Depending on the method used, distance estimates vary from about 2.2 Mly to 2.9 Mly, with the latter (higher) figure the one used to determine velocity on a redshift table. Andromeda is travelling towards us, and thus has a mean Doppler blueshift. The rate at which it moves relative to us depends very much on what exactly “us” means. If by “us” we mean our point of observation (Earth), then M31 is heading towards “us” at 300 kilometres every second. If however, our measurement seeks to determine when Andromeda and the Milky Way will collide, then “us” needs to be the Milky Way itself, not the tiny component buried deep within it we call the Solar System.

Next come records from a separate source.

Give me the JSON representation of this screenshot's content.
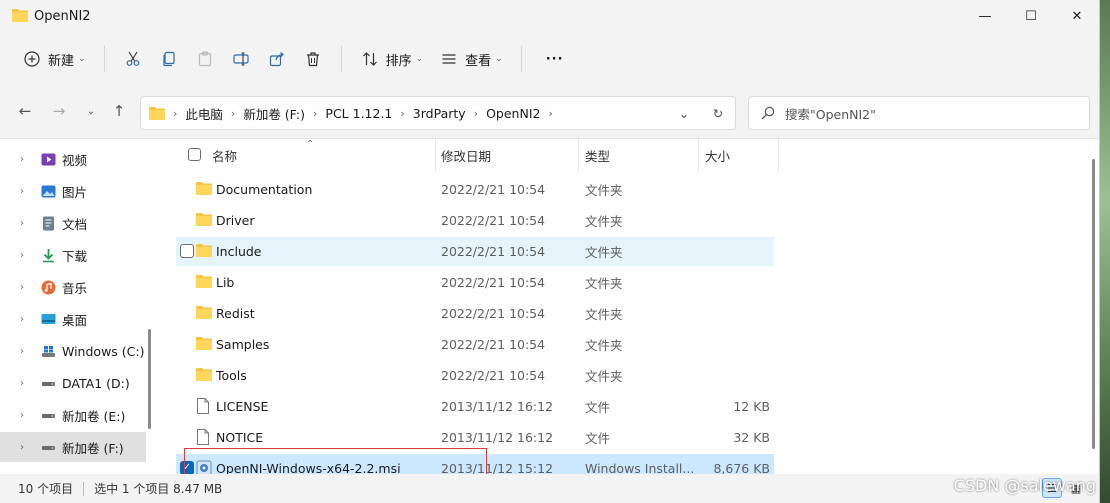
{
  "window": {
    "title": "OpenNI2"
  },
  "toolbar": {
    "new_label": "新建",
    "sort_label": "排序",
    "view_label": "查看",
    "more_label": "···"
  },
  "address": {
    "crumbs": [
      "此电脑",
      "新加卷 (F:)",
      "PCL 1.12.1",
      "3rdParty",
      "OpenNI2"
    ]
  },
  "search": {
    "placeholder": "搜索\"OpenNI2\""
  },
  "sidebar": {
    "items": [
      {
        "label": "视频",
        "icon": "video-icon"
      },
      {
        "label": "图片",
        "icon": "pictures-icon"
      },
      {
        "label": "文档",
        "icon": "documents-icon"
      },
      {
        "label": "下载",
        "icon": "download-icon"
      },
      {
        "label": "音乐",
        "icon": "music-icon"
      },
      {
        "label": "桌面",
        "icon": "desktop-icon"
      },
      {
        "label": "Windows (C:)",
        "icon": "drive-windows-icon"
      },
      {
        "label": "DATA1 (D:)",
        "icon": "drive-icon"
      },
      {
        "label": "新加卷 (E:)",
        "icon": "drive-icon"
      },
      {
        "label": "新加卷 (F:)",
        "icon": "drive-icon",
        "selected": true
      }
    ]
  },
  "columns": {
    "name": "名称",
    "date": "修改日期",
    "type": "类型",
    "size": "大小"
  },
  "files": [
    {
      "name": "Documentation",
      "date": "2022/2/21 10:54",
      "type": "文件夹",
      "size": "",
      "kind": "folder"
    },
    {
      "name": "Driver",
      "date": "2022/2/21 10:54",
      "type": "文件夹",
      "size": "",
      "kind": "folder"
    },
    {
      "name": "Include",
      "date": "2022/2/21 10:54",
      "type": "文件夹",
      "size": "",
      "kind": "folder",
      "state": "hover"
    },
    {
      "name": "Lib",
      "date": "2022/2/21 10:54",
      "type": "文件夹",
      "size": "",
      "kind": "folder"
    },
    {
      "name": "Redist",
      "date": "2022/2/21 10:54",
      "type": "文件夹",
      "size": "",
      "kind": "folder"
    },
    {
      "name": "Samples",
      "date": "2022/2/21 10:54",
      "type": "文件夹",
      "size": "",
      "kind": "folder"
    },
    {
      "name": "Tools",
      "date": "2022/2/21 10:54",
      "type": "文件夹",
      "size": "",
      "kind": "folder"
    },
    {
      "name": "LICENSE",
      "date": "2013/11/12 16:12",
      "type": "文件",
      "size": "12 KB",
      "kind": "file"
    },
    {
      "name": "NOTICE",
      "date": "2013/11/12 16:12",
      "type": "文件",
      "size": "32 KB",
      "kind": "file"
    },
    {
      "name": "OpenNI-Windows-x64-2.2.msi",
      "date": "2013/11/12 15:12",
      "type": "Windows Install...",
      "size": "8,676 KB",
      "kind": "msi",
      "state": "selected"
    }
  ],
  "status": {
    "count": "10 个项目",
    "selected": "选中 1 个项目  8.47 MB"
  },
  "watermark": "CSDN @salewang",
  "colors": {
    "accent": "#0067c0",
    "selected_row": "#cce8ff",
    "hover_row": "#e5f3fb",
    "folder": "#f4c542"
  }
}
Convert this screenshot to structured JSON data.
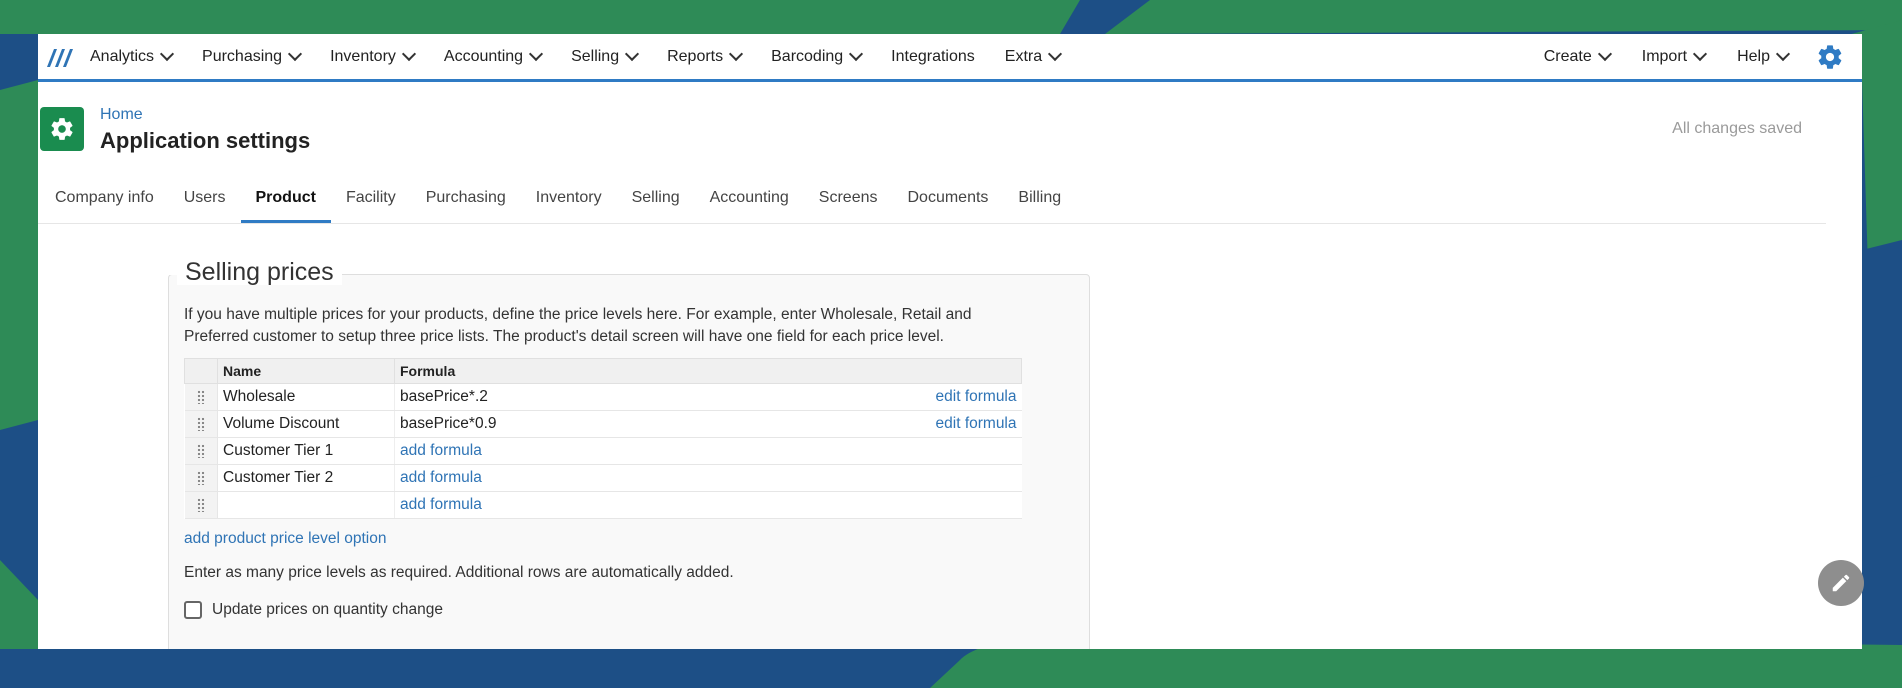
{
  "nav": {
    "left": [
      {
        "label": "Analytics",
        "has_menu": true
      },
      {
        "label": "Purchasing",
        "has_menu": true
      },
      {
        "label": "Inventory",
        "has_menu": true
      },
      {
        "label": "Accounting",
        "has_menu": true
      },
      {
        "label": "Selling",
        "has_menu": true
      },
      {
        "label": "Reports",
        "has_menu": true
      },
      {
        "label": "Barcoding",
        "has_menu": true
      },
      {
        "label": "Integrations",
        "has_menu": false
      },
      {
        "label": "Extra",
        "has_menu": true
      }
    ],
    "right": [
      {
        "label": "Create"
      },
      {
        "label": "Import"
      },
      {
        "label": "Help"
      }
    ],
    "settings_icon": "gear-icon"
  },
  "header": {
    "breadcrumb": "Home",
    "title": "Application settings",
    "save_status": "All changes saved"
  },
  "tabs": [
    {
      "label": "Company info",
      "active": false
    },
    {
      "label": "Users",
      "active": false
    },
    {
      "label": "Product",
      "active": true
    },
    {
      "label": "Facility",
      "active": false
    },
    {
      "label": "Purchasing",
      "active": false
    },
    {
      "label": "Inventory",
      "active": false
    },
    {
      "label": "Selling",
      "active": false
    },
    {
      "label": "Accounting",
      "active": false
    },
    {
      "label": "Screens",
      "active": false
    },
    {
      "label": "Documents",
      "active": false
    },
    {
      "label": "Billing",
      "active": false
    }
  ],
  "selling_prices": {
    "title": "Selling prices",
    "description": "If you have multiple prices for your products, define the price levels here. For example, enter Wholesale, Retail and Preferred customer to setup three price lists. The product's detail screen will have one field for each price level.",
    "columns": [
      "Name",
      "Formula"
    ],
    "rows": [
      {
        "name": "Wholesale",
        "formula": "basePrice*.2",
        "action": "edit formula"
      },
      {
        "name": "Volume Discount",
        "formula": "basePrice*0.9",
        "action": "edit formula"
      },
      {
        "name": "Customer Tier 1",
        "formula": "",
        "action": "add formula"
      },
      {
        "name": "Customer Tier 2",
        "formula": "",
        "action": "add formula"
      },
      {
        "name": "",
        "formula": "",
        "action": "add formula"
      }
    ],
    "add_option_label": "add product price level option",
    "hint": "Enter as many price levels as required. Additional rows are automatically added.",
    "update_on_qty_label": "Update prices on quantity change",
    "update_on_qty_checked": false
  },
  "colors": {
    "accent": "#2f7bc4",
    "link": "#2f74b5",
    "settings_icon_bg": "#1a8c4f",
    "bg_blue": "#1d4f86",
    "bg_green": "#2e8b57"
  }
}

Using the larger inertial frame of reference gives us a significantly different approach speed—only about 122 km/sec, less than half that obtained using the Solar System. The differential comes about because of the motion of the Solar frame within the encompassing frame of the galaxy, meaning that the Sun and the Earth are at the present time at a point on their orbit of the galactic nucleus where they travel towards M31 at a speed, relative to the nucleus of the Milky Way, of 178 km/sec. Although the two galaxies close at only 122 km/sec, the actual approach velocity of M31 to me when I look at it at night from Mother Earth is the sum of 122 and 178 km/sec, that is, 300 km/sec.
It won’t always be like that. In fact it changes constantly as the Sun goes around the Milky Way. In 100-odd million years’ time, we will have circled around to the other side of our home galaxy, and will then be moving away from M31 at a speed that more than cancels out the rate of convergence of the two galaxies. Of course, the arithmetic is easy because the two galaxies in our study spin on very nearly the same plane. Nevertheless, it is a practical, entirely realistic illustration from everyday astrophysics of mechanical relativity, the cascade of inertial frames, and what the choice of frame can do to our numbers.
So, we have measurements of relative motion that differ significantly depending on which inertial frame we choose. If we take the Sun as our point of reference, we get a redshift velocity of minus 300km/sec, and if we choose the Milky Way’s inertial frame, we find that it is only minus 122 km/sec. If you think about it, there’s no problem really, other than thinking about it too much! The physics involved is entirely classical Newtonian Mechanics, and we can do the sums with high school mathematics. Question: Where does Einstein’s Relativity come in? Answer: Very, very far away!